Joseph Schiarizzi
Published in
3 min readSep 25, 2018


By now you have hopefully heard of Hacktoberfest, an initiative from GitHub to encourage everyone to contribute to open source projects in the month of October. By making 5 pull requests to open source repositories on GitHub, participants can earn a special T-shirt, prestige, and the feeling that they contributed to a more open world.

Here are some tips for how repo maintainers can get the most out of this awesome event.

0. Use Gitcoin Requests

Gitcoin is not an official partner (this time), but we are participating by supporting our favorite open source projects. Submit an issue to Gitcoin Requests with the label “Hacktoberfest” and you may find a bounty added to it. We’re also a sponsor for GitHub Universe in a few weeks.

1. Avoid fixing easy issues

When you spot a quick fix it is tempting to just make the change and be done with it. However, if you label an easy issue “Good First Issue” you will encourage more new people to work on it and grow your community.

2. Make sure the README is clear

Double check the steps for deploying locally and editing your project are clearly laid out.

3. Add the Hacktoberfest label to issues soon

There are already over 11,000 issues labeled Hacktoberfest on GitHub right now. And people will be actively searching for them. Starting adding the label to any issue you think someone could complete in October.

11,518 open issues for Hacktoberfest as of 9/18

4. Merge PRs often

When participants see that the maintainers are actively merging pull requests they will be more likely to make one themselves. Try to set aside a few minutes every day to do some merges.

5. Make issue and PR templates

GitHub let’s you easily make a template for issues and PR’s, so your contributors know how you’d like to see information provided. When all the pull requests have the necessary information it will be faster for everyone to get new code merged correctly.

6. Set a goal, document it

Set a specific goal for where you want your project to be at the end of October. What has to happen to get there? Document these things in top of the README so new contributors can see how their work makes a difference.

7. Leverage your community

Let them know you are looking for help. When you see repeat contributors, consider giving them more responsibility, and asking them to review PRs. Remember, you don’t have to be alone on your open source journey.

8. Take a break

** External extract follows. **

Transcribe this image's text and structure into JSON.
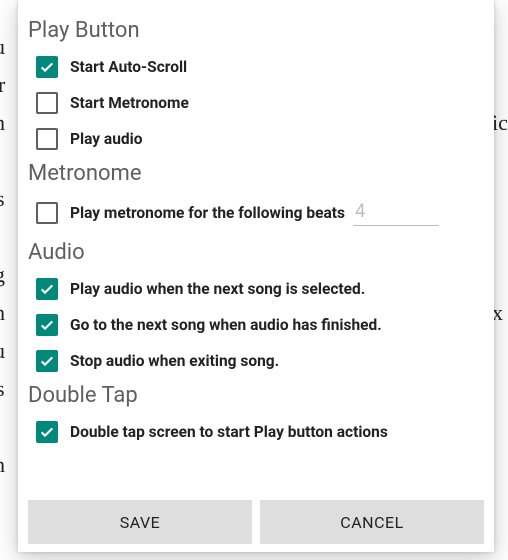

Your project is awesome and you love it. But it’s okay to take a break sometimes too. As a maintainer, you run the project, it doesn’t run you.

To learn more about Gitcoin’s Hacktober (or Gitcoin in general), click below. We welcome you on our journey to grow open source while changing the way we work!

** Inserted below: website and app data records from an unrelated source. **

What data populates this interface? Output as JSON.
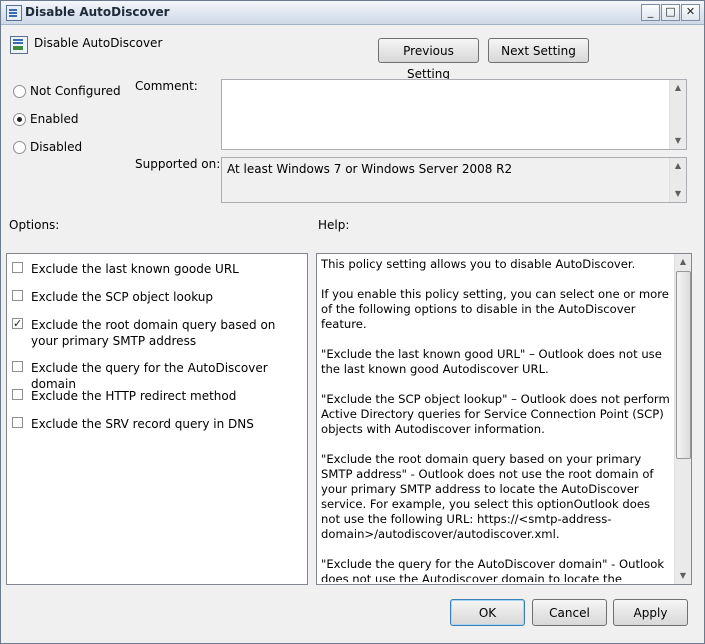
{
  "window": {
    "title": "Disable AutoDiscover",
    "controls": {
      "minimize": "_",
      "maximize": "□",
      "close": "✕"
    }
  },
  "header": {
    "policy_name": "Disable AutoDiscover",
    "prev_label": "Previous Setting",
    "next_label": "Next Setting"
  },
  "state": {
    "options": [
      {
        "label": "Not Configured",
        "selected": false
      },
      {
        "label": "Enabled",
        "selected": true
      },
      {
        "label": "Disabled",
        "selected": false
      }
    ]
  },
  "comment": {
    "label": "Comment:",
    "value": ""
  },
  "supported": {
    "label": "Supported on:",
    "value": "At least Windows 7 or Windows Server 2008 R2"
  },
  "options_label": "Options:",
  "help_label": "Help:",
  "options": [
    {
      "label": "Exclude the last known goode URL",
      "checked": false
    },
    {
      "label": "Exclude the SCP object lookup",
      "checked": false
    },
    {
      "label": "Exclude the root domain query based on your primary SMTP address",
      "checked": true
    },
    {
      "label": "Exclude the query for the AutoDiscover domain",
      "checked": false
    },
    {
      "label": "Exclude the HTTP redirect method",
      "checked": false
    },
    {
      "label": "Exclude the SRV record query in DNS",
      "checked": false
    }
  ],
  "help": {
    "paragraphs": [
      "This policy setting allows you to disable AutoDiscover.",
      "If you enable this policy setting, you can select one or more of the following options to disable in the AutoDiscover feature.",
      "\"Exclude the last known good URL\" – Outlook does not use the last known good Autodiscover URL.",
      "\"Exclude the SCP object lookup\" – Outlook does not perform Active Directory queries for Service Connection Point (SCP) objects with Autodiscover information.",
      "\"Exclude the root domain query based on your primary SMTP address\" - Outlook does not use the root domain of your primary SMTP address to locate the AutoDiscover service. For example, you select this optionOutlook does not use the following URL: https://<smtp-address-domain>/autodiscover/autodiscover.xml.",
      "\"Exclude the query for the AutoDiscover domain\" - Outlook does not use the Autodiscover domain to locate the Autodiscover service. For example, Outlook does not use the following URL:"
    ]
  },
  "footer": {
    "ok_label": "OK",
    "cancel_label": "Cancel",
    "apply_label": "Apply"
  }
}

Joseph Schiarizzi
Writer for

Hi there, I’m Joseph. I love open source, am infected with wanderlust, and always ship software with love.